Recently I have been giving quite a few thoughts on standards of “bird activity high”, or rather the lack of them. If you have 5 minutes, I would appreciate your feedback.
- Do you reduce speed and/or turn on landing lights on approach if you hear “bird activity high” on ATIS?
- Would you reduce speed and/or turn on landing lights if the information was based on a standard?
- Do you include bird activity in your briefing today?
- Would you include this in your briefing if it was based on a standard?
What is the point with these questions, after all?
From time to time pilots are issued warnings about “bird activity high” on ATIS. Ideally, this would prompt a set of actions corresponding to the situation – typically turning on the landing lights, reducing airspeed or a combination of the two.
The question, however, is whether warnings about high bird activity have any real meaning, as long as there is no official standard regulating when airports report “bird activity high.” Even worse, some airports issue warnings per default, thus rendering the information essentially meaningless.
So how could a standard increase the value of these warnings? Do they even matter in the first place? Let us look at the factors at play.
How to reduce risk: Speed is of the essence!
Although bird strikes rarely lead to fatalities, they are the direct cause of significant damage to planes, as well as dents in the profit of airlines.
One of our clients, a major European airline, reports approximately 600-800 bird strikes a year. Each bird strike amounts to an average cost of € 56,000, split almost evenly between costs going towards repairs and indirect costs such as compensation to passengers, re-booking of flights etc.

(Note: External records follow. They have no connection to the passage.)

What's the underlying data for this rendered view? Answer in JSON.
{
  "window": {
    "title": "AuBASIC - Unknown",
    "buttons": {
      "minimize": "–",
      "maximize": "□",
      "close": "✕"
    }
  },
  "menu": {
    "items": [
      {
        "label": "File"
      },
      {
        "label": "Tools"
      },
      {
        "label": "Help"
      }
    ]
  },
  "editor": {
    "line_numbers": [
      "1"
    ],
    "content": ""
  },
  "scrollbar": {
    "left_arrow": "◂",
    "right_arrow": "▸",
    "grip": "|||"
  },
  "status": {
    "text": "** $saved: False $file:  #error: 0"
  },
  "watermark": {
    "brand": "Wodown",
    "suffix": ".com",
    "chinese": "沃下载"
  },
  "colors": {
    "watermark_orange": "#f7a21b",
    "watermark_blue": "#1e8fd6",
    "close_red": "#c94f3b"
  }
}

Therefore, a fair warning leading to an efficient response avoiding a strike or minimizing the potential damage is of the essence.
If there is, in fact, high bird activity in a given area, the operational response to a “bird activity high” could very well be: “Reduce your speed,” as a 15% speed reduction reduces the impact energy by approximately 1/3. As a direct result, the risk to pilots and passengers, as well as related costs of following repairs are reduced significantly.
To understand what the speed means for the impact, I looked at the kinetic energy in the table below:
On an Airbus 321 cruising at 250 knots, a 15% reduction to minimum clean speed 210 knots could have a significant effect. When looking at FAR 25 design criteria and impact speed, it becomes evident that a mere 15% reduction in speed, could bring you within the design criteria – even in case of a collision with an avian heavyweight like a Canada goose.
These points are essential to keep in mind, considering the risk in case of a bird strike on engines or, especially, the windscreen.
Not only are these areas among most critical, but also where the majority of bird strikes actually happen. This should be clear from the illustration below, showing the locations and percentages of impacts, based on statistics from pilot and maintenance reports:
Where is the risk?
The risk of bird strikes increases with proximity to the ground. Most of the time a speed reduction will be possible. The consideration here is, that a speed reduction would also lead to a slightly prolonged airborne time. However, we are talking about 1-2 minutes of the flight, and only when a trustworthy high bird activity message is given.
The data is already being collected – let’s use it!
Most airports have bird control staff that are already recording the bird activity, and are taking action to remove the birds from the aircraft operation area. That means that the data is already there, now we “just” need to apply it by agreeing on a definition of high bird activity.
A note here could be, that the bird activity data will be generated based on what is happening in the airport operations area, not in the surrounding areas where the aircrafts are approaching/departing. It is, however, the only data source we have in most airports.
It is fairly simple to formulate a basic equation, that could work as a basis for determining when to issue a high bird activity warning. For example:
The calculation could also be based on the risk level of the recorded birds (in the airport’s risk matrix), although that would require all airports to use the same risk matrix in order for the information to be standardized.
General operational response
When looking at the operational response to a “bird activity high” statement, we see following possibilities (2):
- Reduce speed;
- Turn on landing lights;
- Include in briefing;
- Low thrust settings;
- No go-arounds – fly through and land;
- If a strike occurs – do not use reverse thrust;
- Include in briefing;
- Turn on landing lights;
- If birds are present – request them to be removed.
Thank you for taking the time to read the article. I look forward to receiving your feedback on this topic by sending me your thoughts at firstname.lastname@example.org.
Written by Peter Hemmingsen (CEO, AscendXYZ)
1: Transport Canada, Bird impact force: https://www.tc.gc.ca/eng/civilaviation/publications/tp13549-appendices-appendix12-1-410.htm
2: FLIGHT OPERATIONS BRIEFING NOTES OPERATING ENVIRONMENT BIRDSTRIKE THREAT AWARENESS: https://www.skybrary.aero/bookshelf/books/181.pdf
3: FAA/USDA wildlife strike report: https://wildlife.faa.gov/downloads/Wildlife-Strike-Report-1990-2015.pdf
4: Boing: Strategies for prevention of bird : https://www.boeing.com/commercial/aeromagazine/articles/2011_q3/4/